Edward S. Corwin (1878-1963) was the McCormick Professor of Jurisprudence at Princeton University, a chair first held by Woodrow Wilson. He authored numerous books on constitutional law and was president of the American Political Science Association. --This text refers to an alternate Paperback edition.
Top Customer Reviews
The book is almost a hundred years old, but it has a contemporary flavor that is mostly accessible to the general reader, even though the author is an expert in the field. Another review argued that it expected you to know various bits of history and the like and that it confused the reader in the process. I am familiar with the ground covered, so I might not be the best one to say, but overall, I think that is at least somewhat exaggerated. The material (John Marshall was on the Supreme Court for three decades and lived about eighty years) is vast, so an abbreviated work of this nature does require some summary that might leave the uninitiated somewhat confused. On the other hand, there are various places (including Wikipedia) where a bit of additional basic background can be provided. Again, I think the book is appealing for the educated layman and provides enough background to avoid confusion.
The book is interesting and a pleasant read. It covers his life as a whole with a couple chapters that focus on his personal biography with some charming insights into his life and character. It does not glorify the subject as some might, for instance, it argues that his reasoning in various cases was later deemed problematic or even wrong.Read more ›
Most Recent Customer Reviews
Anything written by professor Corwin is a must have for any historian!Published 1 day ago by Jacqueline M Scharer
A concise history of the origins of the Court and a wonderful history of the cases and philosophy that shaped American from its greatest Supreme.Published 20 months ago by Clyde Deffaa

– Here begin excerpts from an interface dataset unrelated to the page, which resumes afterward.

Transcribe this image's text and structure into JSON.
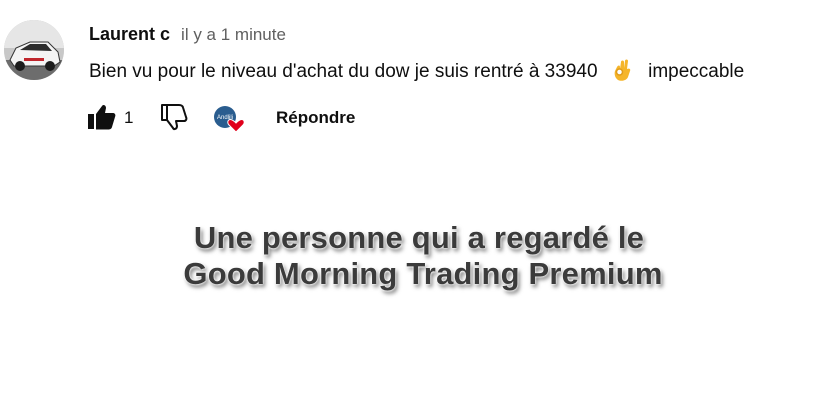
{
  "comment": {
    "author": "Laurent c",
    "time": "il y a 1 minute",
    "text_before": "Bien vu pour le niveau d'achat du dow je suis rentré à 33940",
    "emoji": "ok-hand-emoji",
    "text_after": "impeccable",
    "like_count": "1",
    "reply_label": "Répondre",
    "creator_badge_text": "Andlili"
  },
  "caption": {
    "line1": "Une personne qui a regardé le",
    "line2": "Good Morning Trading Premium"
  },
  "colors": {
    "author": "#0f0f0f",
    "time": "#606060",
    "heart": "#e0001b",
    "caption_text": "#3b3b3b"
  }
}
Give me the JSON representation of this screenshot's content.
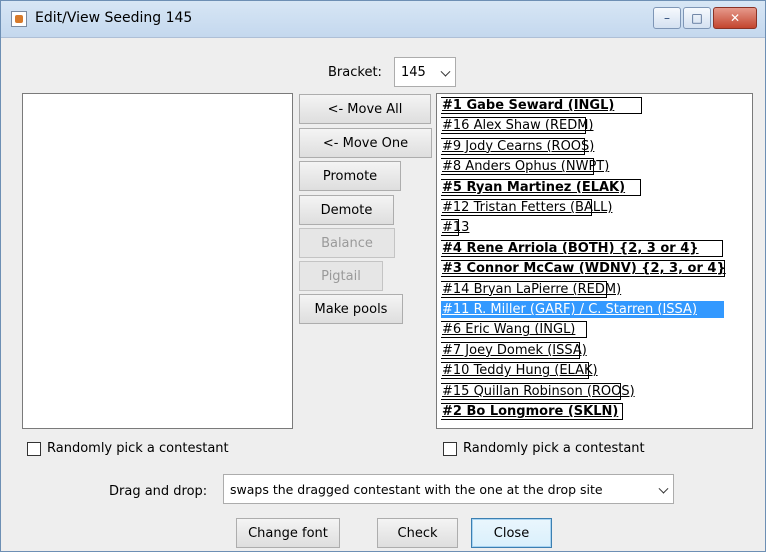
{
  "window": {
    "title": "Edit/View Seeding 145",
    "controls": {
      "minimize": "–",
      "maximize": "□",
      "close": "✕"
    }
  },
  "bracket": {
    "label": "Bracket:",
    "value": "145"
  },
  "buttons": {
    "move_all": "<- Move All",
    "move_one": "<- Move One",
    "promote": "Promote",
    "demote": "Demote",
    "balance": "Balance",
    "pigtail": "Pigtail",
    "make_pools": "Make pools"
  },
  "seeding": [
    {
      "text": "#1 Gabe Seward (INGL)",
      "bold": true
    },
    {
      "text": "#16 Alex Shaw (REDM)",
      "bold": false
    },
    {
      "text": "#9 Jody Cearns (ROOS)",
      "bold": false
    },
    {
      "text": "#8 Anders Ophus (NWPT)",
      "bold": false
    },
    {
      "text": "#5 Ryan Martinez (ELAK)",
      "bold": true
    },
    {
      "text": "#12 Tristan Fetters (BALL)",
      "bold": false
    },
    {
      "text": "#13",
      "bold": false
    },
    {
      "text": "#4 Rene Arriola (BOTH) {2, 3 or 4}",
      "bold": true
    },
    {
      "text": "#3 Connor McCaw (WDNV) {2, 3, or 4}",
      "bold": true
    },
    {
      "text": "#14 Bryan LaPierre (REDM)",
      "bold": false
    },
    {
      "text": "#11 R. Miller (GARF) / C. Starren (ISSA)",
      "bold": false,
      "selected": true
    },
    {
      "text": "#6 Eric Wang (INGL)",
      "bold": false
    },
    {
      "text": "#7 Joey Domek (ISSA)",
      "bold": false
    },
    {
      "text": "#10 Teddy Hung (ELAK)",
      "bold": false
    },
    {
      "text": "#15 Quillan Robinson (ROOS)",
      "bold": false
    },
    {
      "text": "#2 Bo Longmore (SKLN)",
      "bold": true
    }
  ],
  "left_random_label": "Randomly pick a contestant",
  "right_random_label": "Randomly pick a contestant",
  "drag_drop": {
    "label": "Drag and drop:",
    "value": "swaps the dragged contestant with the one at the drop site"
  },
  "footer": {
    "change_font": "Change font",
    "check": "Check",
    "close": "Close"
  }
}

John Marshall has been called our createst Supreme Court Justice. It is he who declared that the Court could rule on whether laws were constitutional.Published on July 4, 2013 by Stephen Erwin